Daniel Mandl

From Wikipedia, the free encyclopedia
Jump to: navigation, search

Daniel Mandl (April 20, 1891 – March 23, 1945) was a civil engineer, inventor, and a student of anthroposophy.


Daniel Mandl was born in Prostějov, Moravia. He studied engineering at the University of Vienna, Austria. During World War I, he commanded an artillery unit of the Austro-Hungarian Army, and fought in Albania. A decorated officer, he resumed his studies after World War I. Upon graduation, he was employed by the General Electrical Company in Berlin. He was involved in the electrification of Slovakia, and he introduced the then-new technology of arc welding to Czechoslovakia, making improvements to arc welding electrodes. He was a student of anthroposophy.
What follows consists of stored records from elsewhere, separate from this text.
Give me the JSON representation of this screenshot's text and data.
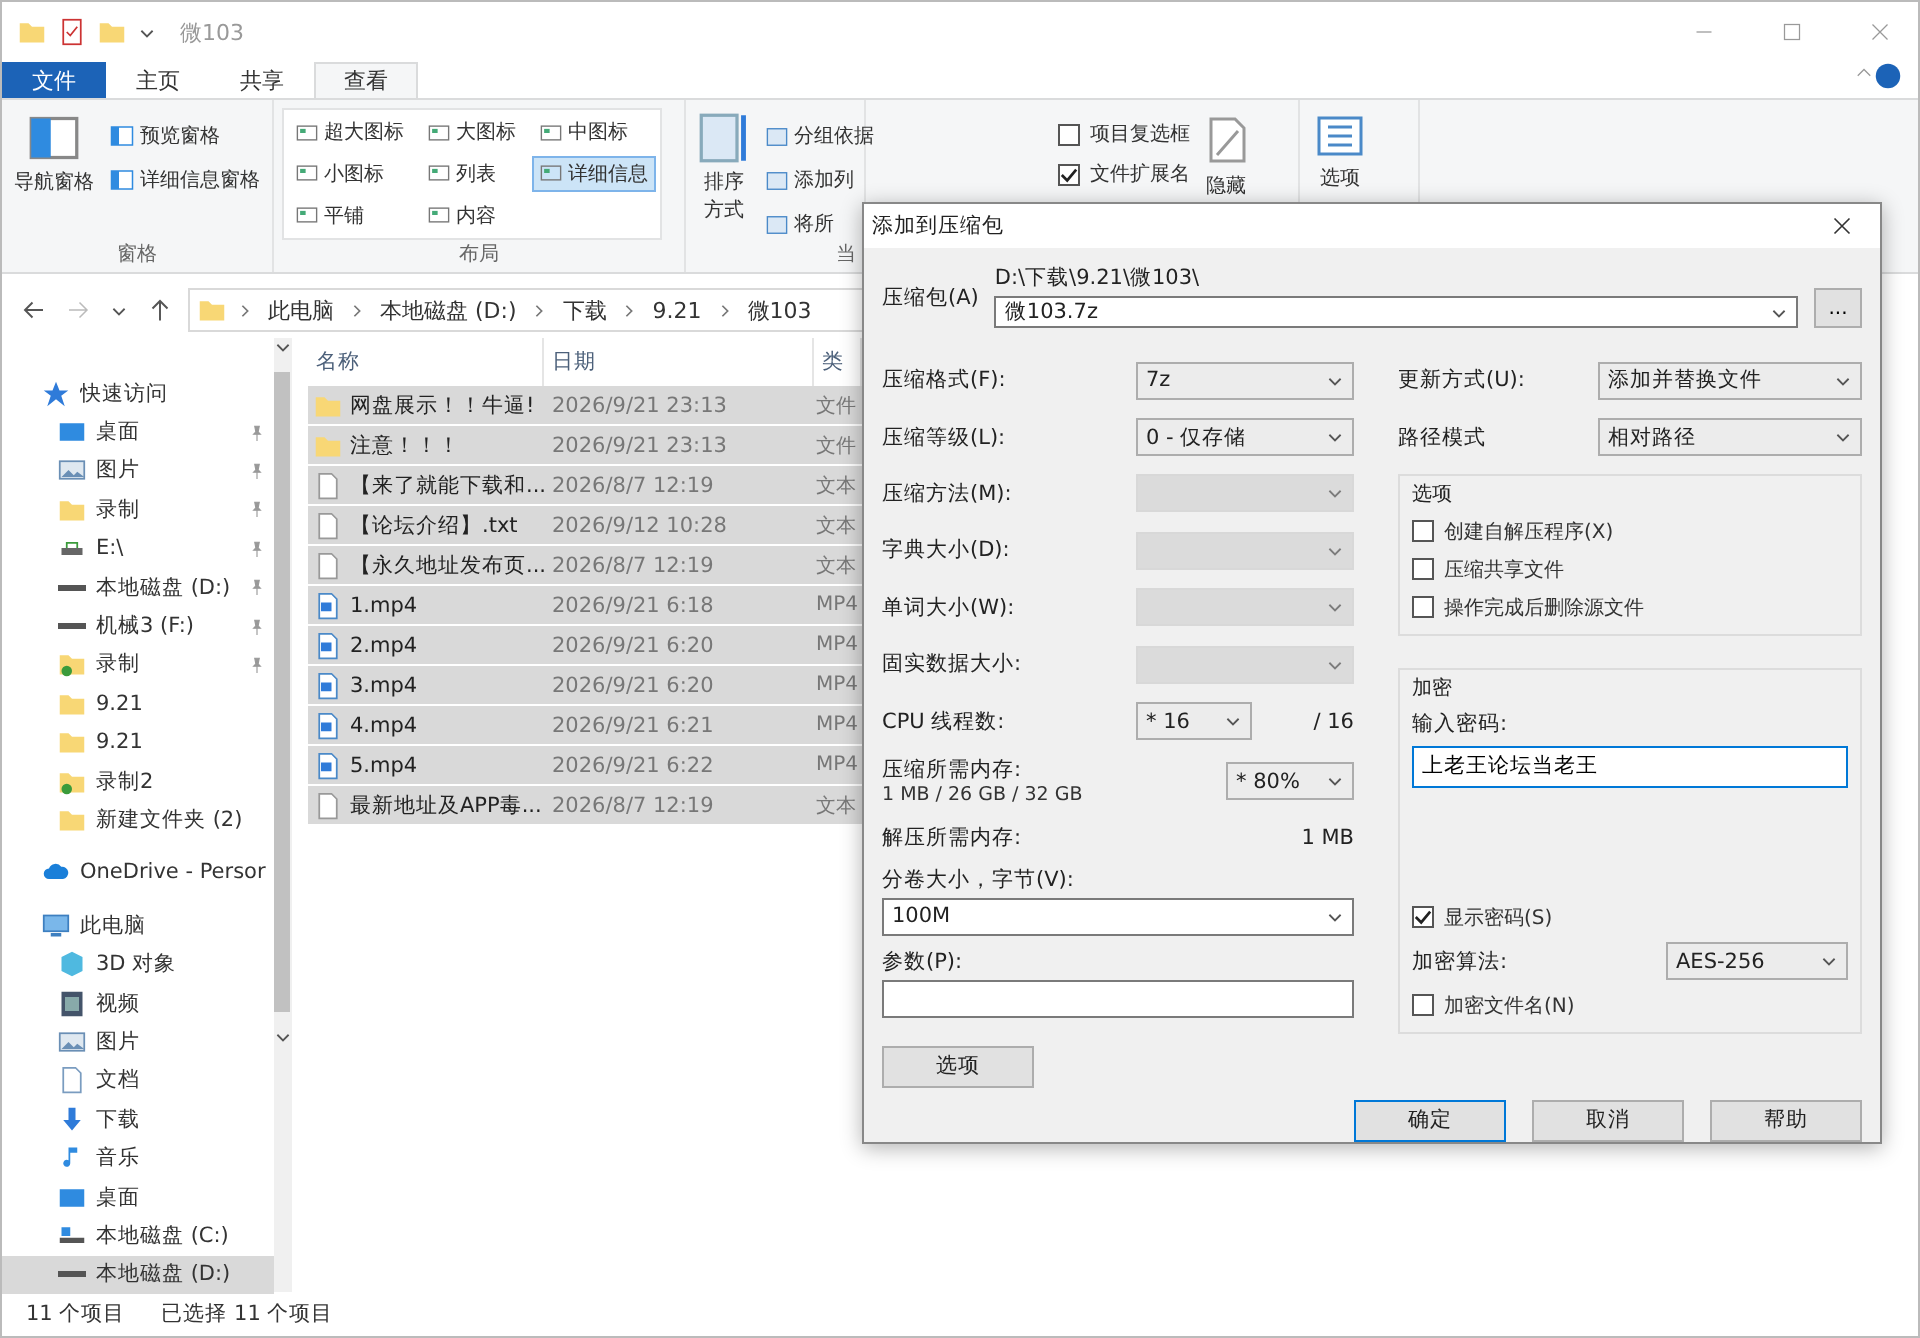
{
  "window": {
    "title": "微103"
  },
  "ribbon_tabs": [
    {
      "label": "文件",
      "selected": false,
      "kind": "file"
    },
    {
      "label": "主页",
      "selected": false,
      "kind": "tab"
    },
    {
      "label": "共享",
      "selected": false,
      "kind": "tab"
    },
    {
      "label": "查看",
      "selected": true,
      "kind": "tab"
    }
  ],
  "ribbon": {
    "panes": {
      "label": "窗格",
      "big": "导航窗格",
      "items": [
        "预览窗格",
        "详细信息窗格"
      ]
    },
    "layout": {
      "label": "布局",
      "items": [
        {
          "label": "超大图标",
          "selected": false
        },
        {
          "label": "大图标",
          "selected": false
        },
        {
          "label": "中图标",
          "selected": false
        },
        {
          "label": "小图标",
          "selected": false
        },
        {
          "label": "列表",
          "selected": false
        },
        {
          "label": "详细信息",
          "selected": true
        },
        {
          "label": "平铺",
          "selected": false
        },
        {
          "label": "内容",
          "selected": false
        }
      ]
    },
    "current_view": {
      "label": "当",
      "big": "排序方式",
      "items": [
        "分组依据",
        "添加列",
        "将所"
      ]
    },
    "show_hide": {
      "checks": [
        {
          "label": "项目复选框",
          "checked": false
        },
        {
          "label": "文件扩展名",
          "checked": true
        }
      ],
      "hide": "隐藏"
    },
    "options": "选项"
  },
  "address": {
    "path": [
      "此电脑",
      "本地磁盘 (D:)",
      "下载",
      "9.21",
      "微103"
    ]
  },
  "sidebar": {
    "items": [
      {
        "label": "快速访问",
        "kind": "star",
        "selected": false,
        "children": [
          {
            "label": "桌面",
            "kind": "desktop",
            "pinned": true,
            "selected": false
          },
          {
            "label": "图片",
            "kind": "pictures",
            "pinned": true,
            "selected": false
          },
          {
            "label": "录制",
            "kind": "folder",
            "pinned": true,
            "selected": false
          },
          {
            "label": "E:\\",
            "kind": "netdrive",
            "pinned": true,
            "selected": false
          },
          {
            "label": "本地磁盘 (D:)",
            "kind": "drive",
            "pinned": true,
            "selected": false
          },
          {
            "label": "机械3 (F:)",
            "kind": "drive",
            "pinned": true,
            "selected": false
          },
          {
            "label": "录制",
            "kind": "shared",
            "pinned": true,
            "selected": false
          },
          {
            "label": "9.21",
            "kind": "folder",
            "pinned": false,
            "selected": false
          },
          {
            "label": "9.21",
            "kind": "folder",
            "pinned": false,
            "selected": false
          },
          {
            "label": "录制2",
            "kind": "shared",
            "pinned": false,
            "selected": false
          },
          {
            "label": "新建文件夹 (2)",
            "kind": "folder",
            "pinned": false,
            "selected": false
          }
        ]
      },
      {
        "label": "OneDrive - Persor",
        "kind": "cloud",
        "selected": false
      },
      {
        "label": "此电脑",
        "kind": "pc",
        "selected": false,
        "children": [
          {
            "label": "3D 对象",
            "kind": "cube",
            "pinned": false,
            "selected": false
          },
          {
            "label": "视频",
            "kind": "video",
            "pinned": false,
            "selected": false
          },
          {
            "label": "图片",
            "kind": "pictures",
            "pinned": false,
            "selected": false
          },
          {
            "label": "文档",
            "kind": "docs",
            "pinned": false,
            "selected": false
          },
          {
            "label": "下载",
            "kind": "download",
            "pinned": false,
            "selected": false
          },
          {
            "label": "音乐",
            "kind": "music",
            "pinned": false,
            "selected": false
          },
          {
            "label": "桌面",
            "kind": "desktop",
            "pinned": false,
            "selected": false
          },
          {
            "label": "本地磁盘 (C:)",
            "kind": "sysdrive",
            "pinned": false,
            "selected": false
          },
          {
            "label": "本地磁盘 (D:)",
            "kind": "drive",
            "pinned": false,
            "selected": true
          }
        ]
      }
    ]
  },
  "table": {
    "columns": [
      "名称",
      "日期",
      "类"
    ],
    "rows": [
      {
        "name": "网盘展示！！牛逼!",
        "date": "2026/9/21 23:13",
        "type": "文件",
        "kind": "folder",
        "selected": true
      },
      {
        "name": "注意！！！",
        "date": "2026/9/21 23:13",
        "type": "文件",
        "kind": "folder",
        "selected": true
      },
      {
        "name": "【来了就能下载和...",
        "date": "2026/8/7 12:19",
        "type": "文本",
        "kind": "text",
        "selected": true
      },
      {
        "name": "【论坛介绍】.txt",
        "date": "2026/9/12 10:28",
        "type": "文本",
        "kind": "text",
        "selected": true
      },
      {
        "name": "【永久地址发布页...",
        "date": "2026/8/7 12:19",
        "type": "文本",
        "kind": "text",
        "selected": true
      },
      {
        "name": "1.mp4",
        "date": "2026/9/21 6:18",
        "type": "MP4",
        "kind": "video",
        "selected": true
      },
      {
        "name": "2.mp4",
        "date": "2026/9/21 6:20",
        "type": "MP4",
        "kind": "video",
        "selected": true
      },
      {
        "name": "3.mp4",
        "date": "2026/9/21 6:20",
        "type": "MP4",
        "kind": "video",
        "selected": true
      },
      {
        "name": "4.mp4",
        "date": "2026/9/21 6:21",
        "type": "MP4",
        "kind": "video",
        "selected": true
      },
      {
        "name": "5.mp4",
        "date": "2026/9/21 6:22",
        "type": "MP4",
        "kind": "video",
        "selected": true
      },
      {
        "name": "最新地址及APP毒...",
        "date": "2026/8/7 12:19",
        "type": "文本",
        "kind": "text",
        "selected": true
      }
    ]
  },
  "status_bar": {
    "count": "11 个项目",
    "selected": "已选择 11 个项目"
  },
  "dialog": {
    "title": "添加到压缩包",
    "archive": {
      "label": "压缩包(A)",
      "path": "D:\\下载\\9.21\\微103\\",
      "value": "微103.7z",
      "browse": "..."
    },
    "fields": [
      {
        "label": "压缩格式(F):",
        "value": "7z",
        "disabled": false
      },
      {
        "label": "压缩等级(L):",
        "value": "0 - 仅存储",
        "disabled": false
      },
      {
        "label": "压缩方法(M):",
        "disabled": true
      },
      {
        "label": "字典大小(D):",
        "disabled": true
      },
      {
        "label": "单词大小(W):",
        "disabled": true
      },
      {
        "label": "固实数据大小:",
        "disabled": true
      }
    ],
    "cpu": {
      "label": "CPU 线程数:",
      "value": "* 16",
      "total": "/ 16"
    },
    "memory": {
      "label": "压缩所需内存:",
      "detail": "1 MB / 26 GB / 32 GB",
      "value": "* 80%"
    },
    "decompress": {
      "label": "解压所需内存:",
      "value": "1 MB"
    },
    "split": {
      "label": "分卷大小，字节(V):",
      "value": "100M"
    },
    "params": {
      "label": "参数(P):"
    },
    "options_button": "选项",
    "update": {
      "label": "更新方式(U):",
      "value": "添加并替换文件"
    },
    "path_mode": {
      "label": "路径模式",
      "value": "相对路径"
    },
    "options": {
      "title": "选项",
      "checks": [
        {
          "label": "创建自解压程序(X)",
          "checked": false
        },
        {
          "label": "压缩共享文件",
          "checked": false
        },
        {
          "label": "操作完成后删除源文件",
          "checked": false
        }
      ]
    },
    "encryption": {
      "title": "加密",
      "password_label": "输入密码:",
      "password": "上老王论坛当老王",
      "show_password": {
        "label": "显示密码(S)",
        "checked": true
      },
      "method_label": "加密算法:",
      "method": "AES-256",
      "encrypt_names": {
        "label": "加密文件名(N)",
        "checked": false
      }
    },
    "buttons": [
      {
        "label": "确定",
        "default": true
      },
      {
        "label": "取消",
        "default": false
      },
      {
        "label": "帮助",
        "default": false
      }
    ]
  }
}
After the annexation of rump Czechoslovakia by Nazi Germany on March 15, 1939, Mandl held a teaching position in the Technical School founded by the Brno Jewish community. He was deported from Brno to the Terezin (Theresienstadt ghetto on March 31, 1942, together with his wife Hajnalka and his son Tommy (Herbert Thomas Mandl). In Terezin, Mandl worked in the Jewish self-administration.[1] He participated in the Jewish cultural life in the ghetto, delivering at least one lecture, titled "A Chapter from Some Thoughts On the History of Humanity," on June 23, 1944.[2]

Mandl and his son were deported from Theresienstadt concentration camp to Auschwitz-Birkenau on September 28, 1944. Unbeknownst to his son Tommy at the time, Tommy was the only one selected for the transport but his father volunteered to go with him. From Auschwitz, the Mandls were transported, in turn, to several Dachau-Kaufering subcamps, where Mandl died March 23, 1945, a mere six weeks before the end of World War II (cf. testimonies of his son, Herbert Thomas Mandl).


  • Herbert Thomas Mandl: Erinnerungen an Daniel Mandl und Viktor Ullmann. in: Novalis 1997/98, Nr. 12/1